● **Work request**
Scan the records below. Copy every line in which the word "кликов" appears.

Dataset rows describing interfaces

--------------------------------------------------

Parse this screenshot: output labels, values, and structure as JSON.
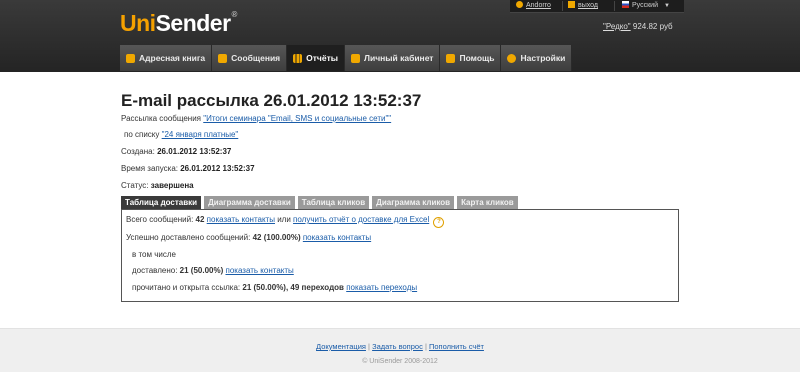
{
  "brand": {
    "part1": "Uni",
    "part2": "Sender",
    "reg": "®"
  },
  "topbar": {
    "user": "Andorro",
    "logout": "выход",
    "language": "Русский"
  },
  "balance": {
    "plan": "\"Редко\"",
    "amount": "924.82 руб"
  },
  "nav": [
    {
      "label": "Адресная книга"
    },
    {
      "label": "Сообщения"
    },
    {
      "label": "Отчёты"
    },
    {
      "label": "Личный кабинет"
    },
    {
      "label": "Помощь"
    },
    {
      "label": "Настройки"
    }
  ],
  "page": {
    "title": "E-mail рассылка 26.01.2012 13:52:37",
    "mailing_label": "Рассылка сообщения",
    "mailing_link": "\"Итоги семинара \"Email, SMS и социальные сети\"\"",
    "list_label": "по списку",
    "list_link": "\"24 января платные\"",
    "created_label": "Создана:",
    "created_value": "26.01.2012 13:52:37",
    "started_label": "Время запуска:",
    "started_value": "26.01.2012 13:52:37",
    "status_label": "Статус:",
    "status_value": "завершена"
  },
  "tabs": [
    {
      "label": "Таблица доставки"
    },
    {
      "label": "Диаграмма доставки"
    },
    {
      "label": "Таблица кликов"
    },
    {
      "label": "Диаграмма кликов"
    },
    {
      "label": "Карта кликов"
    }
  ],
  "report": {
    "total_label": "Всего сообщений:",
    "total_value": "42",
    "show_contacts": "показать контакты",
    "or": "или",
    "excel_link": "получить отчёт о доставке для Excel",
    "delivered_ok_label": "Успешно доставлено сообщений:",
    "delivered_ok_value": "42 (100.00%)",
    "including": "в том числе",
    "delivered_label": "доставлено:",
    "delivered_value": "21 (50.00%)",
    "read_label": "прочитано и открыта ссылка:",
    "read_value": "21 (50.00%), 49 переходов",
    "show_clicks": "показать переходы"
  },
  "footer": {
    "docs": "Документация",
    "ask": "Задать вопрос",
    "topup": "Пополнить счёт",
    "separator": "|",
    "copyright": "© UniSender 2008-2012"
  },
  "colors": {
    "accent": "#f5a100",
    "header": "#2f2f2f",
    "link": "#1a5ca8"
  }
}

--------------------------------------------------

● **Solution to this problem**
      "label": "Таблица кликов"
      "label": "Диаграмма кликов"
      "label": "Карта кликов"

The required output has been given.